# TASK GOAL
An exact reproduction of all entries is required.

[Saved data entries]
####

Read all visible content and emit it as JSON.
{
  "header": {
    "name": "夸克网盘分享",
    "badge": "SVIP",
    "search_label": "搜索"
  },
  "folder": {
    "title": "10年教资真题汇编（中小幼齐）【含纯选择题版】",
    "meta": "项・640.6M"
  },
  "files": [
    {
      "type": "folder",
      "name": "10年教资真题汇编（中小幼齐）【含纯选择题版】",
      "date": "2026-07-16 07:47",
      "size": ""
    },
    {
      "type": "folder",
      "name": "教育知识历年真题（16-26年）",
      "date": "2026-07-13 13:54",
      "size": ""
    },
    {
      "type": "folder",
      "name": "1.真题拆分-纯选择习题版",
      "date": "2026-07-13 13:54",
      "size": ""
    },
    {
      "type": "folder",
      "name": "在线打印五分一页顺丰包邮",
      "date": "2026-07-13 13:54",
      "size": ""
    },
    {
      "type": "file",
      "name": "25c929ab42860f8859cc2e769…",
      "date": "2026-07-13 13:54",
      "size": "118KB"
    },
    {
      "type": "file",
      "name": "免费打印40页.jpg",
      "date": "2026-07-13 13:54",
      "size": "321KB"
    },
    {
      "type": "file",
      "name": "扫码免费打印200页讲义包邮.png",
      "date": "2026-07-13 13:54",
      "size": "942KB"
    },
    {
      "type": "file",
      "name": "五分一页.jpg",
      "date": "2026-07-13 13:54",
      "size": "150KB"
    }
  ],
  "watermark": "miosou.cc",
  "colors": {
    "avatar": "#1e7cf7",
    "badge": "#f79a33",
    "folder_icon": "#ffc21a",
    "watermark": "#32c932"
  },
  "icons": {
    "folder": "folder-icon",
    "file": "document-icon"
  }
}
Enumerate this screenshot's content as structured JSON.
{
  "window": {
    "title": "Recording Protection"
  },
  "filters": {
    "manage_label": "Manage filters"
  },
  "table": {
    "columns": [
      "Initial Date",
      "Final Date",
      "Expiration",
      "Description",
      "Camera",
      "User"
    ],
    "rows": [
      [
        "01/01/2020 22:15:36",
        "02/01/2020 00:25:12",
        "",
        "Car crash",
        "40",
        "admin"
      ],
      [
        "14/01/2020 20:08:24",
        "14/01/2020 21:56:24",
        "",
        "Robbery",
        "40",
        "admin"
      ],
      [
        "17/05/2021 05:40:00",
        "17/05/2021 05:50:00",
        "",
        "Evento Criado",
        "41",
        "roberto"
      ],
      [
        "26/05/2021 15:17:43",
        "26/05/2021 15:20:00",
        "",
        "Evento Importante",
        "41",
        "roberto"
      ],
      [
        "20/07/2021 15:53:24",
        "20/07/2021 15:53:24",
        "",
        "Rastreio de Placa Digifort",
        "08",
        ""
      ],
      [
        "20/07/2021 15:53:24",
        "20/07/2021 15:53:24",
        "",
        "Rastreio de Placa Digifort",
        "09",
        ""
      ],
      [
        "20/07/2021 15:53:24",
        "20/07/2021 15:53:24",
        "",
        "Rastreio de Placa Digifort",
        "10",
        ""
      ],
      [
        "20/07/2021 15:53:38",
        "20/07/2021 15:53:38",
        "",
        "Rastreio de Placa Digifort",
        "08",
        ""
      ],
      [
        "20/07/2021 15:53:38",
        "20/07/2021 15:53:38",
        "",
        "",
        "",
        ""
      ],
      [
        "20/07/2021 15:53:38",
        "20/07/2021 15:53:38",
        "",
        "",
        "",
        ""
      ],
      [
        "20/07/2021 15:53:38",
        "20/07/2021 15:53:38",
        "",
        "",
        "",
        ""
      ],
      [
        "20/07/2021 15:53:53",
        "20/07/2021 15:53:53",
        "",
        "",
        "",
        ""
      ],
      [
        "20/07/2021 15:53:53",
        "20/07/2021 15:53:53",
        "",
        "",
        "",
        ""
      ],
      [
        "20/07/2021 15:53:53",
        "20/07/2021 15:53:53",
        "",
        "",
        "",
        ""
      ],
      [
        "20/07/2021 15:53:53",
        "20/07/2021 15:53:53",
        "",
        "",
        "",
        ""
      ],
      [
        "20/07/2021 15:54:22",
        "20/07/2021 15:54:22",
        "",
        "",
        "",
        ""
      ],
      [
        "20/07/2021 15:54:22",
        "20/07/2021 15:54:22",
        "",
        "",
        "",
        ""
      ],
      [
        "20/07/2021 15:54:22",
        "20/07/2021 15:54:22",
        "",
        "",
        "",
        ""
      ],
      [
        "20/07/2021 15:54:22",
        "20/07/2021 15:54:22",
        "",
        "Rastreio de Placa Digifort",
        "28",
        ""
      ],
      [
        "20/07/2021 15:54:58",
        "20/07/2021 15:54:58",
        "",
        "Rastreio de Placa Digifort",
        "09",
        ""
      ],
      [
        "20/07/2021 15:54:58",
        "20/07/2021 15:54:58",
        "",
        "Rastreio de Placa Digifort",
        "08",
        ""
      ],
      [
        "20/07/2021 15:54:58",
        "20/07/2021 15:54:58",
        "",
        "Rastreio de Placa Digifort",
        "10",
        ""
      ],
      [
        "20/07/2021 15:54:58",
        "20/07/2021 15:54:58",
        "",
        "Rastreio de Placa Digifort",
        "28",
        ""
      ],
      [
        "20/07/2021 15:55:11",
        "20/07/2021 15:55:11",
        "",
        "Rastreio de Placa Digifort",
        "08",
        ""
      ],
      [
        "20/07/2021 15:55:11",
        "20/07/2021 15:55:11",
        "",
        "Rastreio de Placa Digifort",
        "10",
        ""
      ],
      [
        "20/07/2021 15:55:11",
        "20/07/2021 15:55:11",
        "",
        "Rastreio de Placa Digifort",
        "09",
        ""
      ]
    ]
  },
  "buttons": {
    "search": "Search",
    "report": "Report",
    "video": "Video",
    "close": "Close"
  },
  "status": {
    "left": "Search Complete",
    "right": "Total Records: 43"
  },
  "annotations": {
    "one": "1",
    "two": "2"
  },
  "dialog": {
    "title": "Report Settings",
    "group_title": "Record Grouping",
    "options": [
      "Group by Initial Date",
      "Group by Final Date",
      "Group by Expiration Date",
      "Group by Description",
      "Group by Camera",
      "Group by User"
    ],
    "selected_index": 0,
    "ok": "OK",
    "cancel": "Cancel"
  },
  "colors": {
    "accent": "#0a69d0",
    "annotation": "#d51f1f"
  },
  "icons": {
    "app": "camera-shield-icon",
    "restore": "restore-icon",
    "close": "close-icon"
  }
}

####

# TASK RESPONSE
Read all visible content and emit it as JSON.
{
  "header": {
    "name": "夸克网盘分享",
    "badge": "SVIP",
    "search_label": "搜索"
  },
  "folder": {
    "title": "10年教资真题汇编（中小幼齐）【含纯选择题版】",
    "meta": "项・640.6M"
  },
  "files": [
    {
      "type": "folder",
      "name": "10年教资真题汇编（中小幼齐）【含纯选择题版】",
      "date": "2026-07-16 07:47",
      "size": ""
    },
    {
      "type": "folder",
      "name": "教育知识历年真题（16-26年）",
      "date": "2026-07-13 13:54",
      "size": ""
    },
    {
      "type": "folder",
      "name": "1.真题拆分-纯选择习题版",
      "date": "2026-07-13 13:54",
      "size": ""
    },
    {
      "type": "folder",
      "name": "在线打印五分一页顺丰包邮",
      "date": "2026-07-13 13:54",
      "size": ""
    },
    {
      "type": "file",
      "name": "25c929ab42860f8859cc2e769…",
      "date": "2026-07-13 13:54",
      "size": "118KB"
    },
    {
      "type": "file",
      "name": "免费打印40页.jpg",
      "date": "2026-07-13 13:54",
      "size": "321KB"
    },
    {
      "type": "file",
      "name": "扫码免费打印200页讲义包邮.png",
      "date": "2026-07-13 13:54",
      "size": "942KB"
    },
    {
      "type": "file",
      "name": "五分一页.jpg",
      "date": "2026-07-13 13:54",
      "size": "150KB"
    }
  ],
  "watermark": "miosou.cc",
  "colors": {
    "avatar": "#1e7cf7",
    "badge": "#f79a33",
    "folder_icon": "#ffc21a",
    "watermark": "#32c932"
  },
  "icons": {
    "folder": "folder-icon",
    "file": "document-icon"
  }
}
Enumerate this screenshot's content as structured JSON.
{
  "window": {
    "title": "Recording Protection"
  },
  "filters": {
    "manage_label": "Manage filters"
  },
  "table": {
    "columns": [
      "Initial Date",
      "Final Date",
      "Expiration",
      "Description",
      "Camera",
      "User"
    ],
    "rows": [
      [
        "01/01/2020 22:15:36",
        "02/01/2020 00:25:12",
        "",
        "Car crash",
        "40",
        "admin"
      ],
      [
        "14/01/2020 20:08:24",
        "14/01/2020 21:56:24",
        "",
        "Robbery",
        "40",
        "admin"
      ],
      [
        "17/05/2021 05:40:00",
        "17/05/2021 05:50:00",
        "",
        "Evento Criado",
        "41",
        "roberto"
      ],
      [
        "26/05/2021 15:17:43",
        "26/05/2021 15:20:00",
        "",
        "Evento Importante",
        "41",
        "roberto"
      ],
      [
        "20/07/2021 15:53:24",
        "20/07/2021 15:53:24",
        "",
        "Rastreio de Placa Digifort",
        "08",
        ""
      ],
      [
        "20/07/2021 15:53:24",
        "20/07/2021 15:53:24",
        "",
        "Rastreio de Placa Digifort",
        "09",
        ""
      ],
      [
        "20/07/2021 15:53:24",
        "20/07/2021 15:53:24",
        "",
        "Rastreio de Placa Digifort",
        "10",
        ""
      ],
      [
        "20/07/2021 15:53:38",
        "20/07/2021 15:53:38",
        "",
        "Rastreio de Placa Digifort",
        "08",
        ""
      ],
      [
        "20/07/2021 15:53:38",
        "20/07/2021 15:53:38",
        "",
        "",
        "",
        ""
      ],
      [
        "20/07/2021 15:53:38",
        "20/07/2021 15:53:38",
        "",
        "",
        "",
        ""
      ],
      [
        "20/07/2021 15:53:38",
        "20/07/2021 15:53:38",
        "",
        "",
        "",
        ""
      ],
      [
        "20/07/2021 15:53:53",
        "20/07/2021 15:53:53",
        "",
        "",
        "",
        ""
      ],
      [
        "20/07/2021 15:53:53",
        "20/07/2021 15:53:53",
        "",
        "",
        "",
        ""
      ],
      [
        "20/07/2021 15:53:53",
        "20/07/2021 15:53:53",
        "",
        "",
        "",
        ""
      ],
      [
        "20/07/2021 15:53:53",
        "20/07/2021 15:53:53",
        "",
        "",
        "",
        ""
      ],
      [
        "20/07/2021 15:54:22",
        "20/07/2021 15:54:22",
        "",
        "",
        "",
        ""
      ],
      [
        "20/07/2021 15:54:22",
        "20/07/2021 15:54:22",
        "",
        "",
        "",
        ""
      ],
      [
        "20/07/2021 15:54:22",
        "20/07/2021 15:54:22",
        "",
        "",
        "",
        ""
      ],
      [
        "20/07/2021 15:54:22",
        "20/07/2021 15:54:22",
        "",
        "Rastreio de Placa Digifort",
        "28",
        ""
      ],
      [
        "20/07/2021 15:54:58",
        "20/07/2021 15:54:58",
        "",
        "Rastreio de Placa Digifort",
        "09",
        ""
      ],
      [
        "20/07/2021 15:54:58",
        "20/07/2021 15:54:58",
        "",
        "Rastreio de Placa Digifort",
        "08",
        ""
      ],
      [
        "20/07/2021 15:54:58",
        "20/07/2021 15:54:58",
        "",
        "Rastreio de Placa Digifort",
        "10",
        ""
      ],
      [
        "20/07/2021 15:54:58",
        "20/07/2021 15:54:58",
        "",
        "Rastreio de Placa Digifort",
        "28",
        ""
      ],
      [
        "20/07/2021 15:55:11",
        "20/07/2021 15:55:11",
        "",
        "Rastreio de Placa Digifort",
        "08",
        ""
      ],
      [
        "20/07/2021 15:55:11",
        "20/07/2021 15:55:11",
        "",
        "Rastreio de Placa Digifort",
        "10",
        ""
      ],
      [
        "20/07/2021 15:55:11",
        "20/07/2021 15:55:11",
        "",
        "Rastreio de Placa Digifort",
        "09",
        ""
      ]
    ]
  },
  "buttons": {
    "search": "Search",
    "report": "Report",
    "video": "Video",
    "close": "Close"
  },
  "status": {
    "left": "Search Complete",
    "right": "Total Records: 43"
  },
  "annotations": {
    "one": "1",
    "two": "2"
  },
  "dialog": {
    "title": "Report Settings",
    "group_title": "Record Grouping",
    "options": [
      "Group by Initial Date",
      "Group by Final Date",
      "Group by Expiration Date",
      "Group by Description",
      "Group by Camera",
      "Group by User"
    ],
    "selected_index": 0,
    "ok": "OK",
    "cancel": "Cancel"
  },
  "colors": {
    "accent": "#0a69d0",
    "annotation": "#d51f1f"
  },
  "icons": {
    "app": "camera-shield-icon",
    "restore": "restore-icon",
    "close": "close-icon"
  }
}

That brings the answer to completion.